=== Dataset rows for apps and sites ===

★ ★ ★ ★

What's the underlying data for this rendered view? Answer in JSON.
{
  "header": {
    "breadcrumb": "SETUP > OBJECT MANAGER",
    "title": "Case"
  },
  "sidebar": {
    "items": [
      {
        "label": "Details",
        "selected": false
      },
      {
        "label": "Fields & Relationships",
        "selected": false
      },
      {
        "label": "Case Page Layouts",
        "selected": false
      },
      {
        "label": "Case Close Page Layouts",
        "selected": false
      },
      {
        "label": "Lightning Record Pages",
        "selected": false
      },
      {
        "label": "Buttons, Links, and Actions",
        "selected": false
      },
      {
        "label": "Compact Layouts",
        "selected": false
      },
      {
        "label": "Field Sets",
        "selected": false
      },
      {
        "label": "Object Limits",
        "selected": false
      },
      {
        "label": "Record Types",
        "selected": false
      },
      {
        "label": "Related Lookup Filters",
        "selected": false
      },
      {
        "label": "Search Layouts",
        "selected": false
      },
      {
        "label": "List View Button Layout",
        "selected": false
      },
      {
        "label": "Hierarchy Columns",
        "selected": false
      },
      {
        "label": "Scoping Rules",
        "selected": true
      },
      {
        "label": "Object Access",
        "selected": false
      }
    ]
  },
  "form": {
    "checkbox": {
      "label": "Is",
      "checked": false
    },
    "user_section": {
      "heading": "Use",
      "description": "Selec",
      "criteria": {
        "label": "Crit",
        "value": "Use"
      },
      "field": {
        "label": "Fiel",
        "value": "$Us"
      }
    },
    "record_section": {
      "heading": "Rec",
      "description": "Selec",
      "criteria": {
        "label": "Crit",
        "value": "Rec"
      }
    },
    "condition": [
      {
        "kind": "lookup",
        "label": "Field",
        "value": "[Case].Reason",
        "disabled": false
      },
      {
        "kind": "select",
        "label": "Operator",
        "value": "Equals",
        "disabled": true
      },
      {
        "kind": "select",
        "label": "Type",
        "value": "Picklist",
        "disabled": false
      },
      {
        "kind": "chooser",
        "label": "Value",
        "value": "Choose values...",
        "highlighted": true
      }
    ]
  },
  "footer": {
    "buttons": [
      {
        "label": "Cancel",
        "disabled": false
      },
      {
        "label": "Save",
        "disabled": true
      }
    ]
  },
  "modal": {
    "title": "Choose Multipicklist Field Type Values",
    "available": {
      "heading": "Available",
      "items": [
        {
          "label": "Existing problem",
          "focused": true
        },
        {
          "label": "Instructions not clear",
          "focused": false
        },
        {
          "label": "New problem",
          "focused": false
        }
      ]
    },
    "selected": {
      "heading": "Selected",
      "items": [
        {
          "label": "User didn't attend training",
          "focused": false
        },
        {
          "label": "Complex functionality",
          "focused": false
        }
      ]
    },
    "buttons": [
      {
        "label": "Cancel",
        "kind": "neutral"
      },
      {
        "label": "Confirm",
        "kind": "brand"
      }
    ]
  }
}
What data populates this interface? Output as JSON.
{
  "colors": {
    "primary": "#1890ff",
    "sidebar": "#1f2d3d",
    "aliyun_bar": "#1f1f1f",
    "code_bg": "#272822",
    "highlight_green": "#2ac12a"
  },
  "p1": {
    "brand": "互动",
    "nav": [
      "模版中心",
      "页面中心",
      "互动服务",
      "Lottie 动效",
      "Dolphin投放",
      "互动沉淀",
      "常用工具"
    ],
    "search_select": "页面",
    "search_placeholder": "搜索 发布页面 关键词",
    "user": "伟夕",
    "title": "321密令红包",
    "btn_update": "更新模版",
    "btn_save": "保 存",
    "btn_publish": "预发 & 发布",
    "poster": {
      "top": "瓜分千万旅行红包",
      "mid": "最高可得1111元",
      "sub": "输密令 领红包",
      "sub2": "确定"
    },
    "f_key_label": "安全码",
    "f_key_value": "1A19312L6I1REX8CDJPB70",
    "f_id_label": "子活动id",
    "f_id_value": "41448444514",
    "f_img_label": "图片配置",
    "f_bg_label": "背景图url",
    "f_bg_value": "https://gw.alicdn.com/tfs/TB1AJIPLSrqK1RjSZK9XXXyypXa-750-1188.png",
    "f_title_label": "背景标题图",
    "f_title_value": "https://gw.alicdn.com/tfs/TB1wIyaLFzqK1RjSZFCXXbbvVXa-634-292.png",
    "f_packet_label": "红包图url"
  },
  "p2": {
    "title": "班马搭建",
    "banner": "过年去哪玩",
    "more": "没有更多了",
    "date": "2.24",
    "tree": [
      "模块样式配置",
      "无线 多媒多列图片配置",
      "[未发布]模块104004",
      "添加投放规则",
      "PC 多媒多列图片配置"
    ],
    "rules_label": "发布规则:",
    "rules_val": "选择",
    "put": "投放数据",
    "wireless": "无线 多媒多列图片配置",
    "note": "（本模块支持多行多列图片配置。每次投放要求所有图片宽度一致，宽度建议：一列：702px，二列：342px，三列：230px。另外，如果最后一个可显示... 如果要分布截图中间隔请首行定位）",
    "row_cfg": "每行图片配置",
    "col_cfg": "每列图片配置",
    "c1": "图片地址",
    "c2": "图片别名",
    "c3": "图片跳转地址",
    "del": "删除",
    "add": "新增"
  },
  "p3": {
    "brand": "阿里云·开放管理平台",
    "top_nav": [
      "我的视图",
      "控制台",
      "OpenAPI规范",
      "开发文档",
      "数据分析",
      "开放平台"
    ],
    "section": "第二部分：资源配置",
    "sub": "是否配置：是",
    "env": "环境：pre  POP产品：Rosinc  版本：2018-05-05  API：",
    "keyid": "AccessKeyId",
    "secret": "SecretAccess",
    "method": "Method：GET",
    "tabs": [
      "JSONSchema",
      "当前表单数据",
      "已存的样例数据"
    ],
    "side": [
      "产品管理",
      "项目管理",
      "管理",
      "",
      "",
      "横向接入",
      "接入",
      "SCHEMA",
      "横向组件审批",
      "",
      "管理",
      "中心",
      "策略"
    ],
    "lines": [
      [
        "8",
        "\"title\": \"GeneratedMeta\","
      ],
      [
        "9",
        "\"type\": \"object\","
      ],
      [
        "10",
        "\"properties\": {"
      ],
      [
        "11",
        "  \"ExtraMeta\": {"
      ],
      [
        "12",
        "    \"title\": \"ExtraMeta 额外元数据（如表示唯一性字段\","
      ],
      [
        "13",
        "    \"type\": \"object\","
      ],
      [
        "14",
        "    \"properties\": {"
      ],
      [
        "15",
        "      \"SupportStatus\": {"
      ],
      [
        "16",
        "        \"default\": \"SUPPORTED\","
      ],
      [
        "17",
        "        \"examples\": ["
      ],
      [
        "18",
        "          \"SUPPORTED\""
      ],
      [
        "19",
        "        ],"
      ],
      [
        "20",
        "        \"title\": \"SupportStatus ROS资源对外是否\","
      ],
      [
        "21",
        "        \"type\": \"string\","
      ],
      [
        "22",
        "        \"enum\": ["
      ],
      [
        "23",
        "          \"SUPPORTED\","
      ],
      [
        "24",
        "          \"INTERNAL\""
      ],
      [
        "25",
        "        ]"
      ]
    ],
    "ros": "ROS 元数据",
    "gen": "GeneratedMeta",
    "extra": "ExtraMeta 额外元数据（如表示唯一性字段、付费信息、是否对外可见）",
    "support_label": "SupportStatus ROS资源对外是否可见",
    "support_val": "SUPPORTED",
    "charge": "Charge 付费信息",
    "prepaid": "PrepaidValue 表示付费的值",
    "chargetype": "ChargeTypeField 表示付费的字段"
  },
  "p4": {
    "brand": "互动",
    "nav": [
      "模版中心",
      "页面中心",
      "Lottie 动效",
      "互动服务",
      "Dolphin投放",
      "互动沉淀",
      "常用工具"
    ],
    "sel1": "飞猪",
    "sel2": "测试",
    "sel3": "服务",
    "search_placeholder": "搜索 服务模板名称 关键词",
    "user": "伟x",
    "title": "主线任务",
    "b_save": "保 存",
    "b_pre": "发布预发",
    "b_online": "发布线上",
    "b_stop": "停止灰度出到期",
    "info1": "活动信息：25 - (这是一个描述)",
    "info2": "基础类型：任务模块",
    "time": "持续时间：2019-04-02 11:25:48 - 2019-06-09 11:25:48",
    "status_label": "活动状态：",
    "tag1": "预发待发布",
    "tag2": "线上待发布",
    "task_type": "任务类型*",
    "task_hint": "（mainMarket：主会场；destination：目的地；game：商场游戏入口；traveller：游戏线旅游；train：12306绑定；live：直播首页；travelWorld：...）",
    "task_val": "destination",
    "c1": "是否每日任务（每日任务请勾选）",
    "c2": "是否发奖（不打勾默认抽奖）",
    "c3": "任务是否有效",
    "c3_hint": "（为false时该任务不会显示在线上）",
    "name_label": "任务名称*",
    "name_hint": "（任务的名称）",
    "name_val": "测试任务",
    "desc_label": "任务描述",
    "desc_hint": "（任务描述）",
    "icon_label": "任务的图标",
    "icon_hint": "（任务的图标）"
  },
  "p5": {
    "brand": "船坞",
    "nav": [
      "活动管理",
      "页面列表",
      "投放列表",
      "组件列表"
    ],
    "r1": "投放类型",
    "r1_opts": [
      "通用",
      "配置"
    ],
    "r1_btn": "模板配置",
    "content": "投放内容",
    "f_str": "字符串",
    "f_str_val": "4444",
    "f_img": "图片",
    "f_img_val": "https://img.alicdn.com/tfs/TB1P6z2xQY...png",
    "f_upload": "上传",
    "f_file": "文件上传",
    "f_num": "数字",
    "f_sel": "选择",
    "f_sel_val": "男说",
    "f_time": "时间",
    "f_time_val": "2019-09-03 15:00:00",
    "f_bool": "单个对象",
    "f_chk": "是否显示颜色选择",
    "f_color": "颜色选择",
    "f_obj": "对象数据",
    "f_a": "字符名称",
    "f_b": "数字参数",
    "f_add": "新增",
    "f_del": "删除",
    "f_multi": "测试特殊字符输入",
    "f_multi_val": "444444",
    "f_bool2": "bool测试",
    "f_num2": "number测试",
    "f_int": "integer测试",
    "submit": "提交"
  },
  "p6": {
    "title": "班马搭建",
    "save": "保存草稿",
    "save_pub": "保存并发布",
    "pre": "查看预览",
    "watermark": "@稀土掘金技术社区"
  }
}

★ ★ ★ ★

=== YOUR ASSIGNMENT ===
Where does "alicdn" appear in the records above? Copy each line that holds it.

=== REPLY TO THE EXERCISE ===
    "f_bg_value": "https://gw.alicdn.com/tfs/TB1AJIPLSrqK1RjSZK9XXXyypXa-750-1188.png",
    "f_title_value": "https://gw.alicdn.com/tfs/TB1wIyaLFzqK1RjSZFCXXbbvVXa-634-292.png",
    "f_img_val": "https://img.alicdn.com/tfs/TB1P6z2xQY...png",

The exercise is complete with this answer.